• [Problem description] What is needed is an exact copy of the entries below, with the pictures left out.

• [Data to examine]
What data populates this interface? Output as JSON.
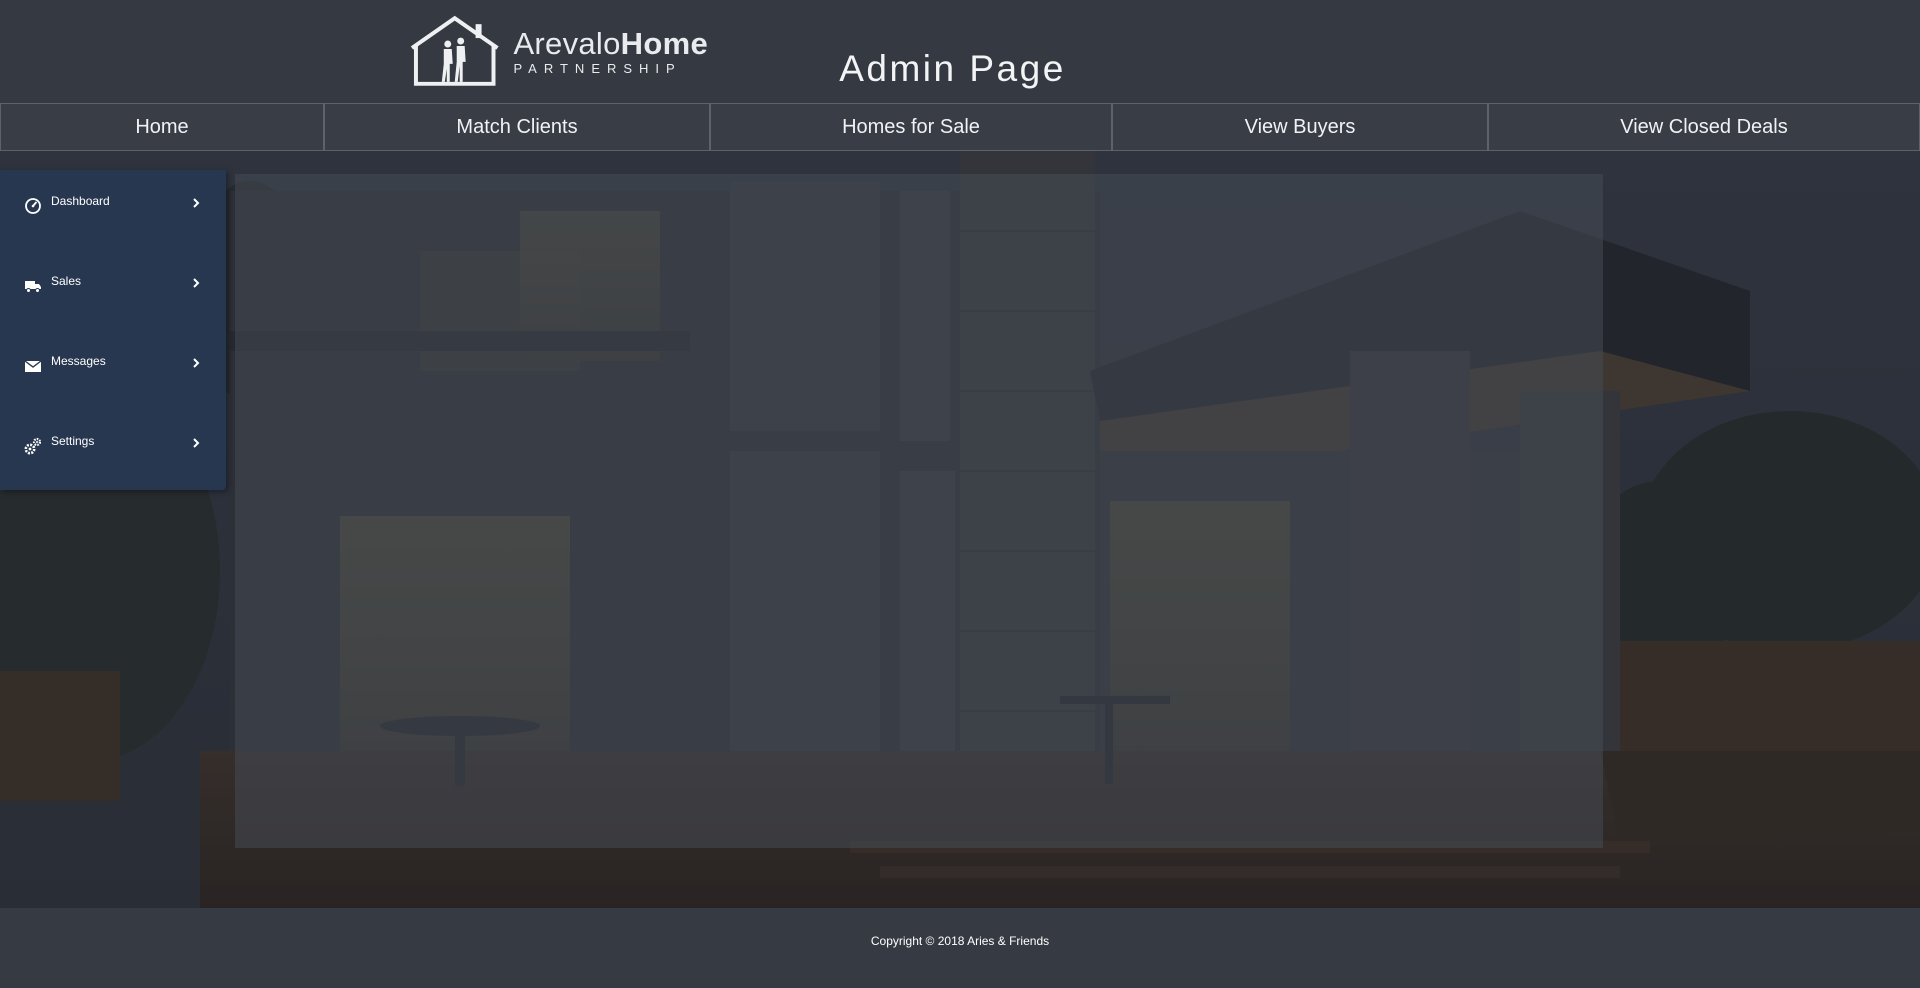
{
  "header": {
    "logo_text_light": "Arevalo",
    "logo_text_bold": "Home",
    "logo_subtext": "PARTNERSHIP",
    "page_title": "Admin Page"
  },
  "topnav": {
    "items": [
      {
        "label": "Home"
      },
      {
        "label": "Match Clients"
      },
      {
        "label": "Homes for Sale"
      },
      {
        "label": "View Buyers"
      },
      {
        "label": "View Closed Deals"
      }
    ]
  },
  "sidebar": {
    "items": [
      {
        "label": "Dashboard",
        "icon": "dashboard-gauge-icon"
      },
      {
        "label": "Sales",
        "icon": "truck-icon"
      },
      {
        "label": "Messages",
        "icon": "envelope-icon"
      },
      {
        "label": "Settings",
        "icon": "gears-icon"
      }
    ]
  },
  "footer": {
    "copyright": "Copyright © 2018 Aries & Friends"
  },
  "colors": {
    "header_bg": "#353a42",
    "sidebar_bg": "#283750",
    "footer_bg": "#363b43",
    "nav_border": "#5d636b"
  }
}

• [Answer to the exercise]
What data populates this interface? Output as JSON.
{
  "header": {
    "logo_text_light": "Arevalo",
    "logo_text_bold": "Home",
    "logo_subtext": "PARTNERSHIP",
    "page_title": "Admin Page"
  },
  "topnav": {
    "items": [
      {
        "label": "Home"
      },
      {
        "label": "Match Clients"
      },
      {
        "label": "Homes for Sale"
      },
      {
        "label": "View Buyers"
      },
      {
        "label": "View Closed Deals"
      }
    ]
  },
  "sidebar": {
    "items": [
      {
        "label": "Dashboard",
        "icon": "dashboard-gauge-icon"
      },
      {
        "label": "Sales",
        "icon": "truck-icon"
      },
      {
        "label": "Messages",
        "icon": "envelope-icon"
      },
      {
        "label": "Settings",
        "icon": "gears-icon"
      }
    ]
  },
  "footer": {
    "copyright": "Copyright © 2018 Aries & Friends"
  },
  "colors": {
    "header_bg": "#353a42",
    "sidebar_bg": "#283750",
    "footer_bg": "#363b43",
    "nav_border": "#5d636b"
  }
}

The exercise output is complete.